#### Assigned task
Wherever the string "label" shows up in the data below, copy the whole line.

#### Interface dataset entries
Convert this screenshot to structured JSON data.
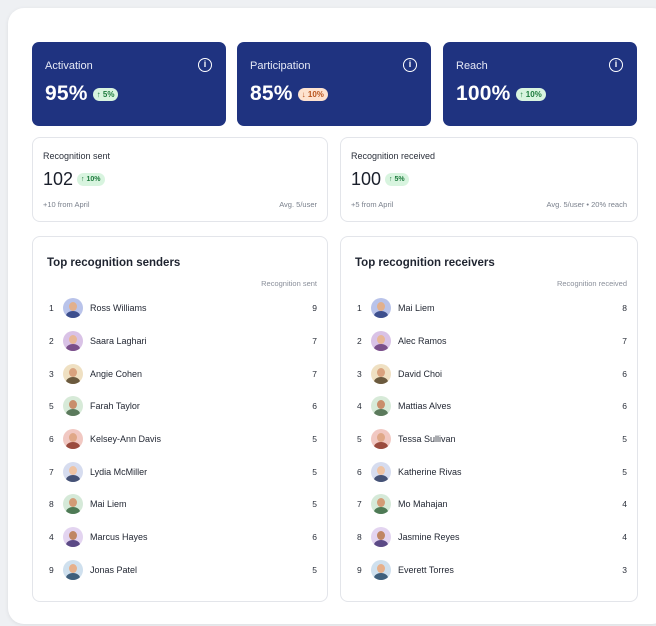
{
  "kpis": [
    {
      "label": "Activation",
      "value": "95%",
      "badge": "↑ 5%",
      "trend": "up",
      "info_icon": "i"
    },
    {
      "label": "Participation",
      "value": "85%",
      "badge": "↓ 10%",
      "trend": "down",
      "info_icon": "i"
    },
    {
      "label": "Reach",
      "value": "100%",
      "badge": "↑ 10%",
      "trend": "up",
      "info_icon": "i"
    }
  ],
  "stats": [
    {
      "label": "Recognition sent",
      "value": "102",
      "badge": "↑ 10%",
      "foot_left": "+10 from April",
      "foot_right": "Avg. 5/user"
    },
    {
      "label": "Recognition received",
      "value": "100",
      "badge": "↑ 5%",
      "foot_left": "+5 from April",
      "foot_right": "Avg. 5/user • 20% reach"
    }
  ],
  "senders": {
    "title": "Top recognition senders",
    "column": "Recognition sent",
    "rows": [
      {
        "rank": "1",
        "name": "Ross Williams",
        "count": "9"
      },
      {
        "rank": "2",
        "name": "Saara Laghari",
        "count": "7"
      },
      {
        "rank": "3",
        "name": "Angie Cohen",
        "count": "7"
      },
      {
        "rank": "5",
        "name": "Farah Taylor",
        "count": "6"
      },
      {
        "rank": "6",
        "name": "Kelsey-Ann Davis",
        "count": "5"
      },
      {
        "rank": "7",
        "name": "Lydia McMiller",
        "count": "5"
      },
      {
        "rank": "8",
        "name": "Mai Liem",
        "count": "5"
      },
      {
        "rank": "4",
        "name": "Marcus Hayes",
        "count": "6"
      },
      {
        "rank": "9",
        "name": "Jonas Patel",
        "count": "5"
      }
    ]
  },
  "receivers": {
    "title": "Top recognition receivers",
    "column": "Recognition received",
    "rows": [
      {
        "rank": "1",
        "name": "Mai Liem",
        "count": "8"
      },
      {
        "rank": "2",
        "name": "Alec Ramos",
        "count": "7"
      },
      {
        "rank": "3",
        "name": "David Choi",
        "count": "6"
      },
      {
        "rank": "4",
        "name": "Mattias Alves",
        "count": "6"
      },
      {
        "rank": "5",
        "name": "Tessa Sullivan",
        "count": "5"
      },
      {
        "rank": "6",
        "name": "Katherine Rivas",
        "count": "5"
      },
      {
        "rank": "7",
        "name": "Mo Mahajan",
        "count": "4"
      },
      {
        "rank": "8",
        "name": "Jasmine Reyes",
        "count": "4"
      },
      {
        "rank": "9",
        "name": "Everett Torres",
        "count": "3"
      }
    ]
  },
  "colors": {
    "kpi_background": "#1f3380",
    "badge_up_bg": "#d8f4df",
    "badge_down_bg": "#fde2cf"
  }
}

#### Response to this task
      "label": "Activation",
      "label": "Participation",
      "label": "Reach",
      "label": "Recognition sent",
      "label": "Recognition received",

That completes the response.